What you are asked to do
Could you restate every entry word for word, minus the pictures?

---- Record excerpts

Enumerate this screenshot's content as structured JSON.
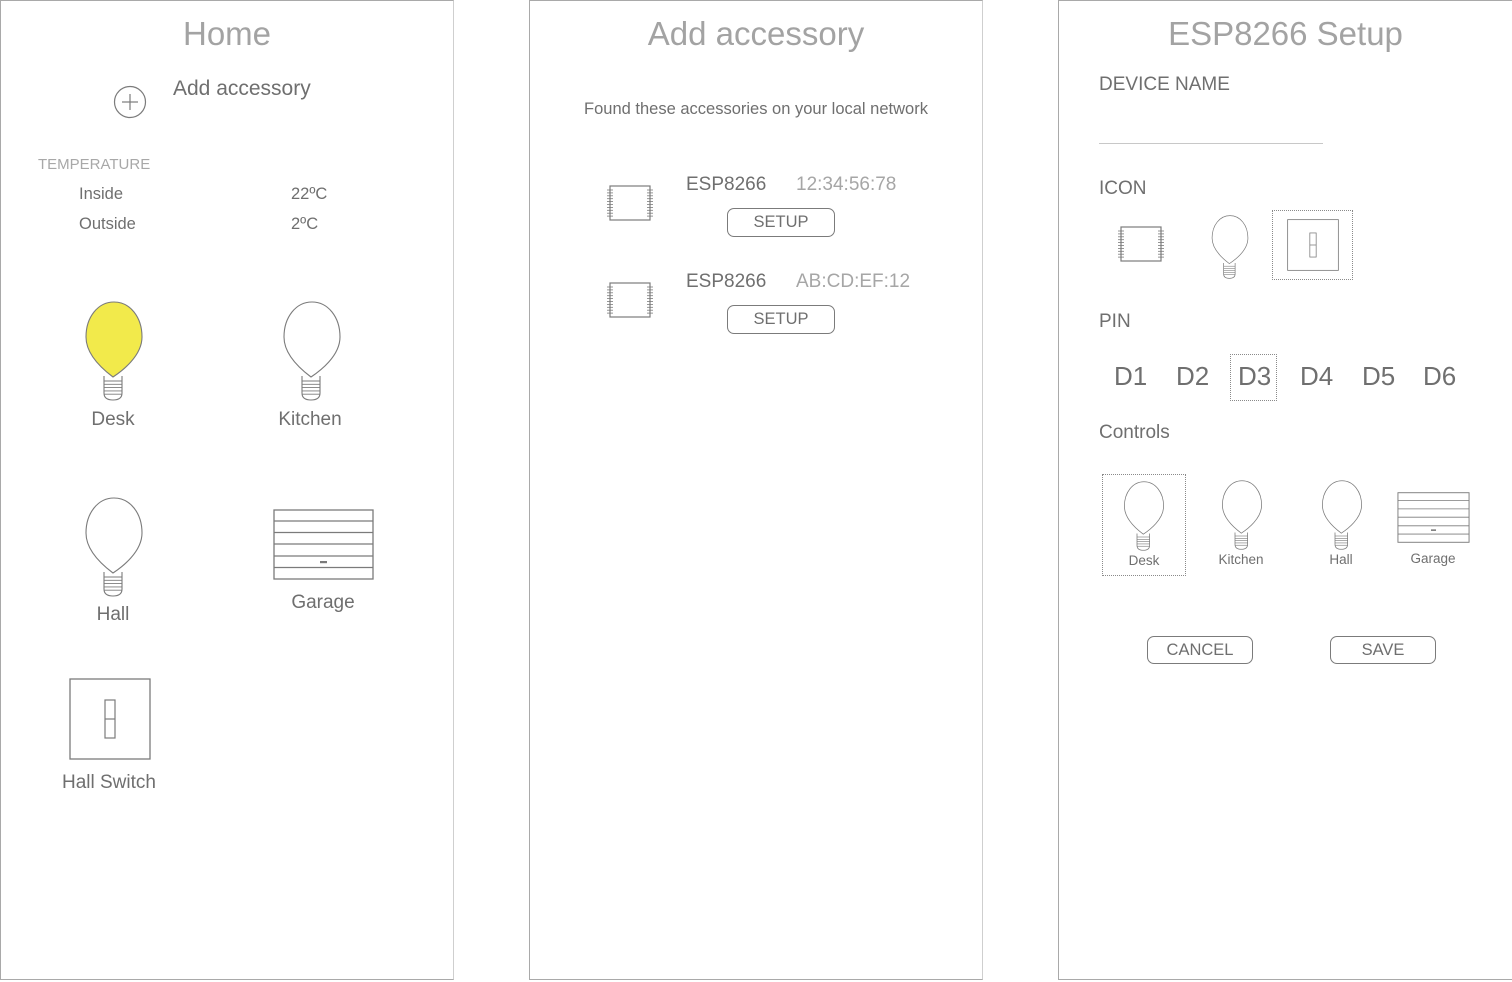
{
  "home": {
    "title": "Home",
    "add_accessory_label": "Add accessory",
    "temperature": {
      "section_label": "TEMPERATURE",
      "rows": [
        {
          "label": "Inside",
          "value": "22ºC"
        },
        {
          "label": "Outside",
          "value": "2ºC"
        }
      ]
    },
    "accessories": [
      {
        "name": "Desk",
        "icon": "lightbulb-icon",
        "state": "on",
        "color": "#f2ea4b"
      },
      {
        "name": "Kitchen",
        "icon": "lightbulb-icon",
        "state": "off"
      },
      {
        "name": "Hall",
        "icon": "lightbulb-icon",
        "state": "off"
      },
      {
        "name": "Garage",
        "icon": "garage-door-icon"
      },
      {
        "name": "Hall Switch",
        "icon": "light-switch-icon"
      }
    ]
  },
  "add_accessory": {
    "title": "Add accessory",
    "subtitle": "Found these accessories on your local network",
    "devices": [
      {
        "name": "ESP8266",
        "mac": "12:34:56:78",
        "button_label": "SETUP",
        "icon": "chip-icon"
      },
      {
        "name": "ESP8266",
        "mac": "AB:CD:EF:12",
        "button_label": "SETUP",
        "icon": "chip-icon"
      }
    ]
  },
  "setup": {
    "title": "ESP8266 Setup",
    "device_name_label": "DEVICE NAME",
    "device_name_value": "",
    "icon_label": "ICON",
    "icons": [
      {
        "name": "chip-icon",
        "selected": false
      },
      {
        "name": "lightbulb-icon",
        "selected": false
      },
      {
        "name": "light-switch-icon",
        "selected": true
      }
    ],
    "pin_label": "PIN",
    "pins": [
      "D1",
      "D2",
      "D3",
      "D4",
      "D5",
      "D6"
    ],
    "selected_pin": "D3",
    "controls_label": "Controls",
    "controls": [
      {
        "name": "Desk",
        "icon": "lightbulb-icon",
        "selected": true
      },
      {
        "name": "Kitchen",
        "icon": "lightbulb-icon",
        "selected": false
      },
      {
        "name": "Hall",
        "icon": "lightbulb-icon",
        "selected": false
      },
      {
        "name": "Garage",
        "icon": "garage-door-icon",
        "selected": false
      }
    ],
    "cancel_label": "CANCEL",
    "save_label": "SAVE"
  },
  "colors": {
    "bulb_on": "#f2ea4b",
    "stroke": "#7b7b7b",
    "title_text": "#a3a3a3"
  }
}
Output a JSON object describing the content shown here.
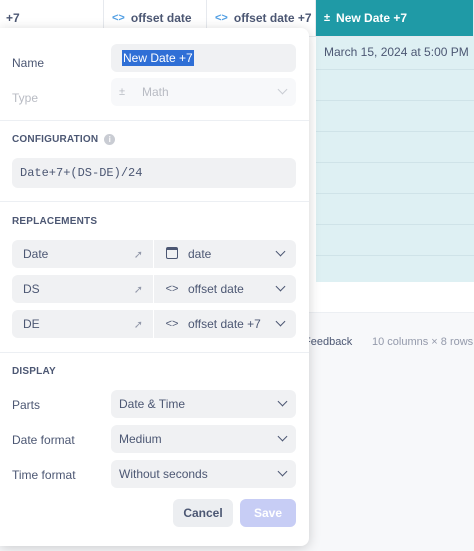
{
  "table": {
    "headers": [
      {
        "label": "+7",
        "code_icon": ""
      },
      {
        "label": "offset date",
        "code_icon": "<>"
      },
      {
        "label": "offset date +7",
        "code_icon": "<>"
      },
      {
        "label": "New Date +7",
        "code_icon": "math-icon"
      }
    ],
    "active_cell_value": "March 15, 2024 at 5:00 PM",
    "footer_feedback": "Feedback",
    "footer_count": "10 columns × 8 rows",
    "accent_color": "#1f9aa6"
  },
  "popover": {
    "name_label": "Name",
    "name_value": "New Date +7",
    "type_label": "Type",
    "type_value": "Math",
    "configuration_header": "CONFIGURATION",
    "formula": "Date+7+(DS-DE)/24",
    "replacements_header": "REPLACEMENTS",
    "replacements": [
      {
        "from": "Date",
        "to": "date",
        "icon": "calendar-icon"
      },
      {
        "from": "DS",
        "to": "offset date",
        "icon": "code-icon"
      },
      {
        "from": "DE",
        "to": "offset date +7",
        "icon": "code-icon"
      }
    ],
    "display_header": "DISPLAY",
    "parts_label": "Parts",
    "parts_value": "Date & Time",
    "date_format_label": "Date format",
    "date_format_value": "Medium",
    "time_format_label": "Time format",
    "time_format_value": "Without seconds",
    "cancel_label": "Cancel",
    "save_label": "Save",
    "save_color": "#c7cdf5"
  }
}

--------

Finished task
Enumerate this screenshot's content as structured JSON.
{
  "home": {
    "title": "Home",
    "add_accessory_label": "Add accessory",
    "temperature": {
      "section_label": "TEMPERATURE",
      "rows": [
        {
          "label": "Inside",
          "value": "22ºC"
        },
        {
          "label": "Outside",
          "value": "2ºC"
        }
      ]
    },
    "accessories": [
      {
        "name": "Desk",
        "icon": "lightbulb-icon",
        "state": "on",
        "color": "#f2ea4b"
      },
      {
        "name": "Kitchen",
        "icon": "lightbulb-icon",
        "state": "off"
      },
      {
        "name": "Hall",
        "icon": "lightbulb-icon",
        "state": "off"
      },
      {
        "name": "Garage",
        "icon": "garage-door-icon"
      },
      {
        "name": "Hall Switch",
        "icon": "light-switch-icon"
      }
    ]
  },
  "add_accessory": {
    "title": "Add accessory",
    "subtitle": "Found these accessories on your local network",
    "devices": [
      {
        "name": "ESP8266",
        "mac": "12:34:56:78",
        "button_label": "SETUP",
        "icon": "chip-icon"
      },
      {
        "name": "ESP8266",
        "mac": "AB:CD:EF:12",
        "button_label": "SETUP",
        "icon": "chip-icon"
      }
    ]
  },
  "setup": {
    "title": "ESP8266 Setup",
    "device_name_label": "DEVICE NAME",
    "device_name_value": "",
    "icon_label": "ICON",
    "icons": [
      {
        "name": "chip-icon",
        "selected": false
      },
      {
        "name": "lightbulb-icon",
        "selected": false
      },
      {
        "name": "light-switch-icon",
        "selected": true
      }
    ],
    "pin_label": "PIN",
    "pins": [
      "D1",
      "D2",
      "D3",
      "D4",
      "D5",
      "D6"
    ],
    "selected_pin": "D3",
    "controls_label": "Controls",
    "controls": [
      {
        "name": "Desk",
        "icon": "lightbulb-icon",
        "selected": true
      },
      {
        "name": "Kitchen",
        "icon": "lightbulb-icon",
        "selected": false
      },
      {
        "name": "Hall",
        "icon": "lightbulb-icon",
        "selected": false
      },
      {
        "name": "Garage",
        "icon": "garage-door-icon",
        "selected": false
      }
    ],
    "cancel_label": "CANCEL",
    "save_label": "SAVE"
  },
  "colors": {
    "bulb_on": "#f2ea4b",
    "stroke": "#7b7b7b",
    "title_text": "#a3a3a3"
  }
}
Output a JSON object describing the content shown here.
{
  "table": {
    "headers": [
      {
        "label": "+7",
        "code_icon": ""
      },
      {
        "label": "offset date",
        "code_icon": "<>"
      },
      {
        "label": "offset date +7",
        "code_icon": "<>"
      },
      {
        "label": "New Date +7",
        "code_icon": "math-icon"
      }
    ],
    "active_cell_value": "March 15, 2024 at 5:00 PM",
    "footer_feedback": "Feedback",
    "footer_count": "10 columns × 8 rows",
    "accent_color": "#1f9aa6"
  },
  "popover": {
    "name_label": "Name",
    "name_value": "New Date +7",
    "type_label": "Type",
    "type_value": "Math",
    "configuration_header": "CONFIGURATION",
    "formula": "Date+7+(DS-DE)/24",
    "replacements_header": "REPLACEMENTS",
    "replacements": [
      {
        "from": "Date",
        "to": "date",
        "icon": "calendar-icon"
      },
      {
        "from": "DS",
        "to": "offset date",
        "icon": "code-icon"
      },
      {
        "from": "DE",
        "to": "offset date +7",
        "icon": "code-icon"
      }
    ],
    "display_header": "DISPLAY",
    "parts_label": "Parts",
    "parts_value": "Date & Time",
    "date_format_label": "Date format",
    "date_format_value": "Medium",
    "time_format_label": "Time format",
    "time_format_value": "Without seconds",
    "cancel_label": "Cancel",
    "save_label": "Save",
    "save_color": "#c7cdf5"
  }
}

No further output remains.